WASHINGTON - The top Republican in the Senate outlined a series of actions he hopes President-elect Donald Trump will take to overturn environmental regulations imposed by President Barack Obama, including a rule to protect streams from coal-mining debris.
Majority Leader Mitch McConnell of Kentucky urged Trump in a letter to scrap a rule to protect small streams and wetlands from development and other regulations that the GOP considers overly burdensome. He also asked Trump to drop a legal defense of the Clean Power Plan, Obama's signature effort to limit carbon pollution from coal-fired power plants.
The plan, the linchpin of Obama's strategy to fight climate change, is on hold awaiting a court ruling.
In a January 4 letter to the president-elect, McConnell said Trump "inspired the American people with your vision of less regulation, free and fair competition, and enhanced job opportunities." McConnell said he personally appreciated Trump's public commitment to "provide relief for coal communities" such as Kentucky, the state that is the third-largest producer of coal in the U.S.
'War on coal'
McConnell's letter decried what he and other Republicans describe as Obama's "war on coal," a series of regulations that the GOP says has made coal more expensive to mine, transport and use for energy production.
U.S. coal production has declined sharply in recent years amid stiff competition from cheap, easy-to-produce natural gas. But McConnell said those who attribute coal's decline simply to low gas prices "are not seeing the full picture," which he said includes costly federal regulations that place an unfair burden on coal.
McConnell called the stream-protection rule "a direct assault on coal-mining operations" that "must be stopped." He pledged to use the rarely invoked Congressional Review Act to overturn the stream rule and asked for Trump's support in that effort.
The review act requires a simple majority of both chambers and the president's signature to make a recently enacted regulation invalid. The Congressional Research Service estimates that rules submitted on or after June 13 are subject to disapproval by Congress. The stream rule was finalized in December.
Clean Power Plan
Separately, McConnell urged Trump to drop legal defense of the Clean Power Plan and the clean-water rule, calling each "an abuse of power" and harmful to coal communities.
McConnell also urged Trump to scrap a separate rule targeting future power plants and to boost technology that captures and stores carbon dioxide, a key contributor to global warming.
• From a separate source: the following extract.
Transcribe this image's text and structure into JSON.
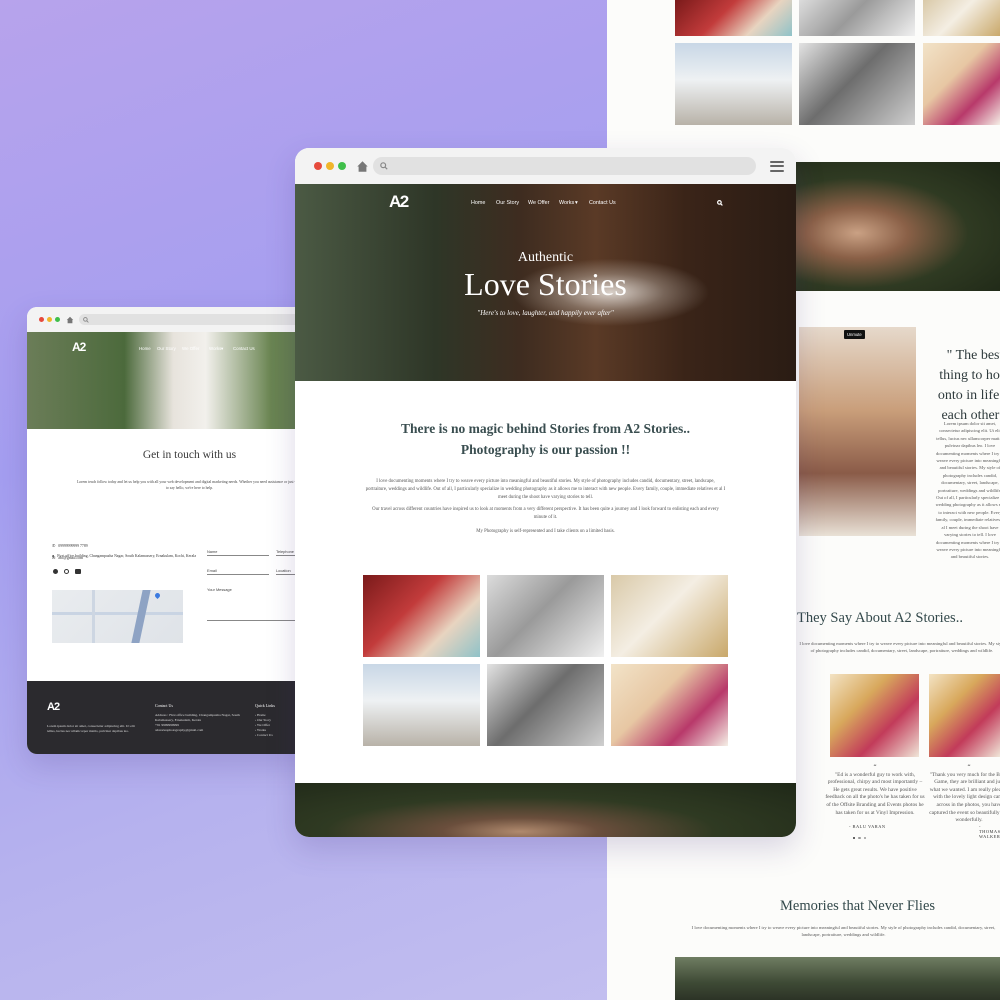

Carbon-capture technology is considered crucial to development of so-called clean coal, a concept that Trump has supported in the past.
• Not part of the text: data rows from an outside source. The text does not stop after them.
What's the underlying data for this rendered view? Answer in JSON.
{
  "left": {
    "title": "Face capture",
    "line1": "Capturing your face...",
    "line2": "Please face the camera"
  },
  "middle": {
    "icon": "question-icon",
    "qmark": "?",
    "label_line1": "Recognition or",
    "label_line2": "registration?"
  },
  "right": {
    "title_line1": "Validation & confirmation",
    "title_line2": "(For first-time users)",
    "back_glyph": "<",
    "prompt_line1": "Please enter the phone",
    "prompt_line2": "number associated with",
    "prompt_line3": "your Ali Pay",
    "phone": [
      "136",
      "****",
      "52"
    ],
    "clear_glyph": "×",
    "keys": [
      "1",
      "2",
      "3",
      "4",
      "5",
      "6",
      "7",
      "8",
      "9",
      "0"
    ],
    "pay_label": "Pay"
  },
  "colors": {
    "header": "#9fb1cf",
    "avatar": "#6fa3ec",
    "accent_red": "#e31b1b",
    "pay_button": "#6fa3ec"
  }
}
The technology is expensive and unproven, but it has long been a goal of coal producers and their supporters in Congress.
McConnell asked Trump to work with lawmakers to ensure long-term health benefits for retired coal miners, including at least 16,500 who face a loss of benefits at the end of April. Democrats, including Senator Joe Manchin of West Virginia, have made retention of coal benefits a top priority and criticized a four-month extension McConnell and other GOP leaders pushed for in December.
Democrats want to extend health benefits for at least a year and are seeking to ensure hundreds of millions of dollars in pension benefits they say are at risk because of a host of coal-company bankruptcies. McConnell's letter to Trump does not address pension benefits.